## Work task:
Among the entries below, please show each line that carries the word "label".

[Entries from a dataset of interfaces]
--------------------------------------------------
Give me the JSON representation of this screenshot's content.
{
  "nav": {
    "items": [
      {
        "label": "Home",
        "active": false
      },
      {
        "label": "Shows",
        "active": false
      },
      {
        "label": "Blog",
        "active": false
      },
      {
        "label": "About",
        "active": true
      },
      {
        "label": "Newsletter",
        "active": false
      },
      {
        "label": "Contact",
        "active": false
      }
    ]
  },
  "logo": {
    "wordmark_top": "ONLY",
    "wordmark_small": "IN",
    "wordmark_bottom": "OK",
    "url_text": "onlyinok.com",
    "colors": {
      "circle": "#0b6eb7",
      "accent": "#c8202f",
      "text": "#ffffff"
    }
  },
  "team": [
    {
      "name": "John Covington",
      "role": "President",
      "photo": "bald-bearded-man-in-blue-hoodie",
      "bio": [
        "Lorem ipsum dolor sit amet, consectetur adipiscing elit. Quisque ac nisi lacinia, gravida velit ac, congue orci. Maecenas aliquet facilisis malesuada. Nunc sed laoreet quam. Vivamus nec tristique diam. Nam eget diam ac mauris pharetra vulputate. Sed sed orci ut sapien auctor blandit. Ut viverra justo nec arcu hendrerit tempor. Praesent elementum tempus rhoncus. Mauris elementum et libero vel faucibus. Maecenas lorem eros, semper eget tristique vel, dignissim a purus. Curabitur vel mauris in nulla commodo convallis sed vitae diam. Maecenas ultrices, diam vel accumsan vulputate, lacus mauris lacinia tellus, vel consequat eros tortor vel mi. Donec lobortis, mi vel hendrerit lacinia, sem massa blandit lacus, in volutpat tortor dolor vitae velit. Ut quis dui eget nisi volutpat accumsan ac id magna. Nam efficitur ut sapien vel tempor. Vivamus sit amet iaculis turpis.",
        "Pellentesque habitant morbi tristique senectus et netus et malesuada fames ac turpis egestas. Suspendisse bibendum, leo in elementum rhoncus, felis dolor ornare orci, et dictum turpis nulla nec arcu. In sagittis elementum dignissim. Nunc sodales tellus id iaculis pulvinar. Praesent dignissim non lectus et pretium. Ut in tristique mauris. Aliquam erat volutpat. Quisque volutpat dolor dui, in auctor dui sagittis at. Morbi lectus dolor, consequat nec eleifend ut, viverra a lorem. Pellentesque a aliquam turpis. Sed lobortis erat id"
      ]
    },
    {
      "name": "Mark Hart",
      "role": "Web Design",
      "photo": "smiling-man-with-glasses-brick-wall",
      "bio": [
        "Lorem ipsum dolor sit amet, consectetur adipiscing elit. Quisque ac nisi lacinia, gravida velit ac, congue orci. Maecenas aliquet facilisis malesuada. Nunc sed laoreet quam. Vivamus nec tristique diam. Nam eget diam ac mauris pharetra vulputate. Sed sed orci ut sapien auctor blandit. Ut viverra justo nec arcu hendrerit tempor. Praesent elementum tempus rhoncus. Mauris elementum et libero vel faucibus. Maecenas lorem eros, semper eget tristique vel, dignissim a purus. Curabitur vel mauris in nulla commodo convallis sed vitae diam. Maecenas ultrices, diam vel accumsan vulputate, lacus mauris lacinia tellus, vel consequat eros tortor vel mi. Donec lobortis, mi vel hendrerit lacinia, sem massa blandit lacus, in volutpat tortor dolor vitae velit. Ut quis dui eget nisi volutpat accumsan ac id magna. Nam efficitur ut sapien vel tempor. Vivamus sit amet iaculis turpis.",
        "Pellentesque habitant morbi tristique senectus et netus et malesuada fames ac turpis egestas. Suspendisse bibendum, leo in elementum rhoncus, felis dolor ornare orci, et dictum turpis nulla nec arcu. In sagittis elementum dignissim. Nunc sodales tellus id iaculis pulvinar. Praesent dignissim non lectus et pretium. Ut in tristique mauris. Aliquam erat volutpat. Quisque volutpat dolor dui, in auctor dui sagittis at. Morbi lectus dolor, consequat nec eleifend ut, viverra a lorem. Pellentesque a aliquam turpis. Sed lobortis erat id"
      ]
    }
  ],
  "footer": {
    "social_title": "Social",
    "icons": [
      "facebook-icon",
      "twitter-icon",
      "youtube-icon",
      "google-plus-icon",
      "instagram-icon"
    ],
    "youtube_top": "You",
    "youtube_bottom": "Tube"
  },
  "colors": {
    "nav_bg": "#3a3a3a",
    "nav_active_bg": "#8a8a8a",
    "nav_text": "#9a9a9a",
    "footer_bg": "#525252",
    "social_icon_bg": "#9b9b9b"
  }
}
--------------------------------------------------
## Expected answer:
        "label": "Home",
        "label": "Shows",
        "label": "Blog",
        "label": "About",
        "label": "Newsletter",
        "label": "Contact",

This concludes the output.